Sara E. Teller

The saying “dress the part” is a mainstream motto for a reason.  When preparing for an audition, you’ve likely spent some serious time reviewing a script and memorizing lines.

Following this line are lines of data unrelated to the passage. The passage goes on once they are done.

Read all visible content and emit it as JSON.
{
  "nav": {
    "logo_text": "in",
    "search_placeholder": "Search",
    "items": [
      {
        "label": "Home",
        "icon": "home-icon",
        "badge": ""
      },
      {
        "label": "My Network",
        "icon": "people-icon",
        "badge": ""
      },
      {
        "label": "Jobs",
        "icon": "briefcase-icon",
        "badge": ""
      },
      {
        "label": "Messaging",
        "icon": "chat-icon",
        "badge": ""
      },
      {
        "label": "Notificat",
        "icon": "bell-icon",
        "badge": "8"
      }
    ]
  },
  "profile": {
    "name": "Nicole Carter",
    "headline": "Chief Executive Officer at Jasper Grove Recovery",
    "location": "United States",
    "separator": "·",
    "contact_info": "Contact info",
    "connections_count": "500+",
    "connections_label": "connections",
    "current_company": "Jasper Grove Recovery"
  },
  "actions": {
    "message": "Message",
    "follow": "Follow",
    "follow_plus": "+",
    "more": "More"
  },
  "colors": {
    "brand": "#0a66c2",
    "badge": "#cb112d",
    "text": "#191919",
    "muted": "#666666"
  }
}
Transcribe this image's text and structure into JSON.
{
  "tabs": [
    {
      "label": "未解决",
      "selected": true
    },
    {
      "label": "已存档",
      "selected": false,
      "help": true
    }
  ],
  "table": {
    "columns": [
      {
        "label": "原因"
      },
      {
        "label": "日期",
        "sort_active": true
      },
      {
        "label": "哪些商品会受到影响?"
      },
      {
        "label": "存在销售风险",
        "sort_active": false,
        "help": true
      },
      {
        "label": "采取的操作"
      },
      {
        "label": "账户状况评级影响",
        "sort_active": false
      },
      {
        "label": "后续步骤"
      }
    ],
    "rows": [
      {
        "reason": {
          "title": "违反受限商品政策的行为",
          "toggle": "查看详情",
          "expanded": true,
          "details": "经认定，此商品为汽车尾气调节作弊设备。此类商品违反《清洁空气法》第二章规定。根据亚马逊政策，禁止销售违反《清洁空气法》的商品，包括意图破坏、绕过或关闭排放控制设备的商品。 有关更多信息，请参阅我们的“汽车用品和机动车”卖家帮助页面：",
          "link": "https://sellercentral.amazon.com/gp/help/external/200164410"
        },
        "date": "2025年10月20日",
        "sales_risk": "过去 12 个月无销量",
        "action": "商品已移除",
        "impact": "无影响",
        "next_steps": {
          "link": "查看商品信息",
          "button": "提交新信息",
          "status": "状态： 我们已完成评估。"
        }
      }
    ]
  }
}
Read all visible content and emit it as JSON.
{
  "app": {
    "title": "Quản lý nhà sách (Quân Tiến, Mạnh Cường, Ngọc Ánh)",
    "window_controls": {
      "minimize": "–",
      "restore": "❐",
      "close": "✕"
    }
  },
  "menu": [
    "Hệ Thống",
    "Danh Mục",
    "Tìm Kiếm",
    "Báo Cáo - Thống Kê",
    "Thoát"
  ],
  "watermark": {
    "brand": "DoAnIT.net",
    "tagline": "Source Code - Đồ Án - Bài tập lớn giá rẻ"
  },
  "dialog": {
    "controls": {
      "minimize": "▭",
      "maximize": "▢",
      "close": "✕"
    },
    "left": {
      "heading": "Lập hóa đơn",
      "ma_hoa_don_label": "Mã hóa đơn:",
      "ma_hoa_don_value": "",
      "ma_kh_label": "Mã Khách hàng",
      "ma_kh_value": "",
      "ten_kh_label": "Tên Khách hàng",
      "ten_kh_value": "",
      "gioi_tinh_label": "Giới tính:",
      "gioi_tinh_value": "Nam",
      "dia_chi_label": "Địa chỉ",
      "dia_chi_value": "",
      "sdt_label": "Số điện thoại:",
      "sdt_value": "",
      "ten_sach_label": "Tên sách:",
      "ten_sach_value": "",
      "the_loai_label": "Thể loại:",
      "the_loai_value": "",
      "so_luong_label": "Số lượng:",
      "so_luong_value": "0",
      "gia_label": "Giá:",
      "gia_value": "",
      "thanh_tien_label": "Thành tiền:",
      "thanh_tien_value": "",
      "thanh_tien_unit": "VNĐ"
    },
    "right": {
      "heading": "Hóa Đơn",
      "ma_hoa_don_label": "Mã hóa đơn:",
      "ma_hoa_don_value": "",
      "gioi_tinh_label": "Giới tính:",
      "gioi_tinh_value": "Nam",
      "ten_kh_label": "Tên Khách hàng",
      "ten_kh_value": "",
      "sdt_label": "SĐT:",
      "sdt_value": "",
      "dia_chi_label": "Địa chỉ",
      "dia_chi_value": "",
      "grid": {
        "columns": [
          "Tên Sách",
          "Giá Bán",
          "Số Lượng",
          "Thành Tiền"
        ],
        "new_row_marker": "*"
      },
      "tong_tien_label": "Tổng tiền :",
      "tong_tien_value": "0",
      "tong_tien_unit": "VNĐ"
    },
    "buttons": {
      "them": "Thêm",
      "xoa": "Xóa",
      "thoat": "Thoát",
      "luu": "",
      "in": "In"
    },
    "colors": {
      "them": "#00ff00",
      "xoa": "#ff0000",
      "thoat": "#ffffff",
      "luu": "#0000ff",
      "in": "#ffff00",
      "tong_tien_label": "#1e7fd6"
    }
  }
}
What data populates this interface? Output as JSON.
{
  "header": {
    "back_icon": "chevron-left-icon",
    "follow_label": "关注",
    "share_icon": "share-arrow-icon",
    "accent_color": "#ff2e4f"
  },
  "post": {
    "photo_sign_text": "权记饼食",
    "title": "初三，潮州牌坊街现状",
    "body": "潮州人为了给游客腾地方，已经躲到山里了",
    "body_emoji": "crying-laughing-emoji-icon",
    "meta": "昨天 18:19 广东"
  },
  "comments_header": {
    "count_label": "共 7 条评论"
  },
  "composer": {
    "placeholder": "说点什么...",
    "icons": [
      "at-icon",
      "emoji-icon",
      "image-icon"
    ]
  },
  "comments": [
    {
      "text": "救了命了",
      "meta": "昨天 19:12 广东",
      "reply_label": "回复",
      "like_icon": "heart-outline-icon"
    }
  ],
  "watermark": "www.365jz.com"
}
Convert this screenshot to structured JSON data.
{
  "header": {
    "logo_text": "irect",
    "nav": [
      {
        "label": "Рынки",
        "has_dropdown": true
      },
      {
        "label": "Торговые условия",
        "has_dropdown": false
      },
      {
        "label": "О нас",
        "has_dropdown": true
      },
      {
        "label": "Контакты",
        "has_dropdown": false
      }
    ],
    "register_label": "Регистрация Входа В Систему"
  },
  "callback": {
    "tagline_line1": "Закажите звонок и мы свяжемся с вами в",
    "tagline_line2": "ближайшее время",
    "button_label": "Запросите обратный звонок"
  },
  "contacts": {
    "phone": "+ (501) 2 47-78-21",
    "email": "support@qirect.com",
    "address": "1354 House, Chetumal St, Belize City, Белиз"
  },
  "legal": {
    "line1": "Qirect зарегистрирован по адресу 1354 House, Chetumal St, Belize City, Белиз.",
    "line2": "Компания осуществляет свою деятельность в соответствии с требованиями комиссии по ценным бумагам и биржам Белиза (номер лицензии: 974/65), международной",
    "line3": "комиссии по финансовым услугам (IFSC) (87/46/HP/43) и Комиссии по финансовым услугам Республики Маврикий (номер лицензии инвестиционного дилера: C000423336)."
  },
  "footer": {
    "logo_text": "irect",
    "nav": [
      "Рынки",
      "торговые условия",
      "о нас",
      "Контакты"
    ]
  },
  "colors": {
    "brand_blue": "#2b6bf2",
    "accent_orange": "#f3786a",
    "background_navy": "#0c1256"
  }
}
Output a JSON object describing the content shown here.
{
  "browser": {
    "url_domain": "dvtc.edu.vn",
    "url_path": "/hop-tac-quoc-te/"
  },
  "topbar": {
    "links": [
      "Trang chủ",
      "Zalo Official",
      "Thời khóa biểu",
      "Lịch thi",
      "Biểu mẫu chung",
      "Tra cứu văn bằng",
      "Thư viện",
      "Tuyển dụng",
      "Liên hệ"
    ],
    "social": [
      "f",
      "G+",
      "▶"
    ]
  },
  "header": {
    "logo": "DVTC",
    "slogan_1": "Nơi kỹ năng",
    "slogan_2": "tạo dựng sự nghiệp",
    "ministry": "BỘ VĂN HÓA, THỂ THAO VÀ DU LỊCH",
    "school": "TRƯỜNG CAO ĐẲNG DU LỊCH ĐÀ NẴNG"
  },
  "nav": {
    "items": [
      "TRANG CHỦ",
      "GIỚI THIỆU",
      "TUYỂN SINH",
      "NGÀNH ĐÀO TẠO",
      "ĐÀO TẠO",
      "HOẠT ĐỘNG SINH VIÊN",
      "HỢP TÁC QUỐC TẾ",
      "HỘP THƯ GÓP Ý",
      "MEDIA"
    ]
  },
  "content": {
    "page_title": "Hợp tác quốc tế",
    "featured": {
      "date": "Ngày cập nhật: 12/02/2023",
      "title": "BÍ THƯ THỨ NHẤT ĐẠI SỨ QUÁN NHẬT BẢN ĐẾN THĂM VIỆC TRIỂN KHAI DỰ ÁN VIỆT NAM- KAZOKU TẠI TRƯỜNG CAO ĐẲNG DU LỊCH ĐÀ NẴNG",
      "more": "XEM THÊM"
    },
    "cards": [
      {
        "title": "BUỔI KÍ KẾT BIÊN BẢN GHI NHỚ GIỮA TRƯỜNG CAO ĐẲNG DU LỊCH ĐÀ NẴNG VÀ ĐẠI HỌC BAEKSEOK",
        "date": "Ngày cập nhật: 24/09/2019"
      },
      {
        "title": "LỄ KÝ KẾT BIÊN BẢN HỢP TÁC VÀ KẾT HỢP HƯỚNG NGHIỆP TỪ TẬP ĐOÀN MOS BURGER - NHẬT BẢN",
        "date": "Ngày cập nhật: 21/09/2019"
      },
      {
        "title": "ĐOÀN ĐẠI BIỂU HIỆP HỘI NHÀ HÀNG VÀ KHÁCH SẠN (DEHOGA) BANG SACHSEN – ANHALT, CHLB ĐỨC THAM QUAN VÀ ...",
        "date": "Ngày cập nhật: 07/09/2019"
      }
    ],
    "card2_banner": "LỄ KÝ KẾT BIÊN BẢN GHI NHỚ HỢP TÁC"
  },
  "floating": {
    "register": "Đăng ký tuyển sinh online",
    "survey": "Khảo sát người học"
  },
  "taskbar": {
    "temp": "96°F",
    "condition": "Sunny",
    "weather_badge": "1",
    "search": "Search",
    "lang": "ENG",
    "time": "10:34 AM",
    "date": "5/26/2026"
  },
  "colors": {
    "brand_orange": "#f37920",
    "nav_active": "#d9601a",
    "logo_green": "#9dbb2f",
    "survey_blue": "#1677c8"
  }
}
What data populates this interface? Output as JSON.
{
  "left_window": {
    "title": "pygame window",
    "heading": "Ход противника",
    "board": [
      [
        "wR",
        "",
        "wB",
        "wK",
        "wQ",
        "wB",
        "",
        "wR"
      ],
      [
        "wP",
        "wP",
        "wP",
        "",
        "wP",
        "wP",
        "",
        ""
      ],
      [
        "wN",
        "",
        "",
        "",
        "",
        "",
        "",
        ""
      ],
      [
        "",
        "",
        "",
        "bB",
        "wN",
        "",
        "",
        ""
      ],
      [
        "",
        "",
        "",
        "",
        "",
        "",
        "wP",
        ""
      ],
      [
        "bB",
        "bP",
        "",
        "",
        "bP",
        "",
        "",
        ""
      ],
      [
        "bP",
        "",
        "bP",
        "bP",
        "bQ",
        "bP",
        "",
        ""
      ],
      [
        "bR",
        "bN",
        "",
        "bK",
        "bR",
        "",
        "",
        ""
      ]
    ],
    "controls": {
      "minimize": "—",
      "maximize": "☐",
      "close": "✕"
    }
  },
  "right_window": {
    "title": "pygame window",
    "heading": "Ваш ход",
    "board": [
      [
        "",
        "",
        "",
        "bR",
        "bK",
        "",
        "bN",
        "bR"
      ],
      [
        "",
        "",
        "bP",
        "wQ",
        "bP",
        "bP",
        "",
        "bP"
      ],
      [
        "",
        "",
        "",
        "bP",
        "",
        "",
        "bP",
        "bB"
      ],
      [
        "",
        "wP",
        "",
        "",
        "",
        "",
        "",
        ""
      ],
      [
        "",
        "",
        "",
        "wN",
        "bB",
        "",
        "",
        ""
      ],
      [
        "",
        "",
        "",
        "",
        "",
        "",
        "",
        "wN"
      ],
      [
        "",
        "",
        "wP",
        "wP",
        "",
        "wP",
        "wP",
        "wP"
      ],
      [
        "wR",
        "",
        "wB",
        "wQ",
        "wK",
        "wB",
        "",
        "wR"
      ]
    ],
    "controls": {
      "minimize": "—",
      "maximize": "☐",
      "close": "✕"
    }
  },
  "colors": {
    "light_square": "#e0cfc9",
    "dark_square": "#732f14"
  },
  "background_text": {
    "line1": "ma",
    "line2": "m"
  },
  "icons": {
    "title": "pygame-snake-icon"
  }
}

Yet, even if you feel confident in your ability to present with ease, you may miss the mark without the appropriate dress.  So, what should you wear?  The short answer is – it depends.  There’s really no clear-cut formula, and choosing the perfect attire isn’t as simple as it seems.  However, there are a few tried and true guidelines to remember.

 

Consider the role and dress accordingly.  This can be easier said than done for some roles, however.  It’s much easier to wear a suit and tie to portray a lawyer than it is to bust out the Halloween make up, wig, and garb to depict a deranged clown.  Plus, if you don’t feel comfortable in your clothing, this will be tough to hide.  Showing up in clown costume may certainly help you to stand out from the competition, but will it take away from the effectiveness of your dialogue delivery?  It’s all about your level of confidence and comfort-ability.  Some actors don’t mind taking center stage even when behind the scenes, but care should be taken to ensure your clothing selection doesn’t overpower your voice.

 

If you’re auditioning for more than one role at one time, you may choose to stick with versatile attire.  For example, you could start off in a sweater and slacks for the role of a professor, peel off a layer and present in a t-shirt for the part of a sports coach, then slip on a ball cap to portray the parent of a player.  Creativity is key, and as long as you can showcase the versatility of your acting ability along with your wardrobe selection, this could prove to be a winning strategy.

 

Remember, the camera can play tricks on the eye.  Try to wear solids and steer clear from too much white or stripes, which can make you blend in with the background or appear too “busy”.  The genre of the part should be taken into consideration as well.  If you’re auditioning for a lighthearted commercial or comedy, choose brighter colors.  For dark films and dramatic roles, stick with deeper color options.

 

Heidi Dean of Marketing 4 Actors suggests highlighting your unique best features and not straying too far from your true self.  When dressing to impress, bottom line, it’s important to remember you are showing off who you are and what you can bring to the table.